Community is a word that we hear often. We have our work community, our neighborhood community, community outreach, and even the television comedy Community. Regardless of how you are thinking of the word ‘community,’ we are all members of various groups. These groups help us shape our view of belonging, purpose, and commitment to the group.
A community is made up of multiple people, families, businesses, parks, restaurants, etc. These communities rely on their members to exist, develop, and thrive. I want to offer three ways we can help our communities grow.
1) Volunteer: By volunteering your time in your immediate community, you will begin to form relationships with people who are your neighbors, have similar interests, and help the sustain community. Volunteering does not have to take a whole day, but can be an hour each month at a local food bank, after school care for children, or just helping a neighbor tend to their lawn. We can be surprised how far a helping hand and a smile can lift the spirits of a neighbor.

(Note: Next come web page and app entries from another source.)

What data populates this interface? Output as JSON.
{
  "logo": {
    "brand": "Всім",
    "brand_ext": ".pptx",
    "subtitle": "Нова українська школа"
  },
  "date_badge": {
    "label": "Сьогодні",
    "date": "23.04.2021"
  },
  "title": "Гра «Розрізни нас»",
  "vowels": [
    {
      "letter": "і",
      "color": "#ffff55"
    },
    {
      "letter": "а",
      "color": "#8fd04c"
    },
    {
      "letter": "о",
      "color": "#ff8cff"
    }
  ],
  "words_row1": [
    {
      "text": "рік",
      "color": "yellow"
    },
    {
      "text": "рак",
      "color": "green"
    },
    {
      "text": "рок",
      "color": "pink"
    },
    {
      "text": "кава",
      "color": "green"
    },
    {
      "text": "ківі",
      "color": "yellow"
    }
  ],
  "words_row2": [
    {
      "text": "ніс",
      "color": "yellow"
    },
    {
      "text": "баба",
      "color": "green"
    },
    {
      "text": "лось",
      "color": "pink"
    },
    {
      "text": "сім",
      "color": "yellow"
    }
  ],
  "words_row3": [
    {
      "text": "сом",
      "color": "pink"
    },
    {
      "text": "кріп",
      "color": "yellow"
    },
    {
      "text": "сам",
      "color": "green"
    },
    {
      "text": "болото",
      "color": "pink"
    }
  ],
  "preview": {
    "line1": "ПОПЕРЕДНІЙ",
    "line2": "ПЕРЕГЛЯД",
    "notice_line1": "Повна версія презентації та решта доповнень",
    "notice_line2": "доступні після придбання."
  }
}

2) Mentor: Most business professionals have mentors. By mentoring a new graduate, a teen, or even a transitioning professional, you will be able to instill the same guidance you received in your early years in your profession or service. Mentors ask the difficult questions of their mentees. They do not complete projects for their mentees, but challenge and celebrate thoughts, concerns, and achievements. Mentors can help mentees in several ways including: sharing contacts and information; offering challenges, support, and advice; helping with setting goals; and being role models.
3) Networking: An excellent way to be involved in your business and personal community is to join a networking group. These groups can include professional resources, adventurous outings, or even a love of the arts. Many cities have business owner groups, hiking clubs, bike groups, and running clubs. However, these groups are often not well advertised because they are just friends who enjoy shared activities. So our friends at www.meetup.com have found a solution for those of us who are new professionals, new to a city, or even just starting an activity. On their website you can check out hundreds of groups for personal and professional growth. When you attend these networking groups, you can shake a hand, have a cocktail, or even hike a new trail. Most of these groups are free or low-cost.
By Volunteering, Mentoring, and Networking you can become more involved in your community. Relationships are important to your mental health and professional development. They help sustain the business community and can even help you accomplish some personal goals.
Adam R Glendye MA MFT, LAPC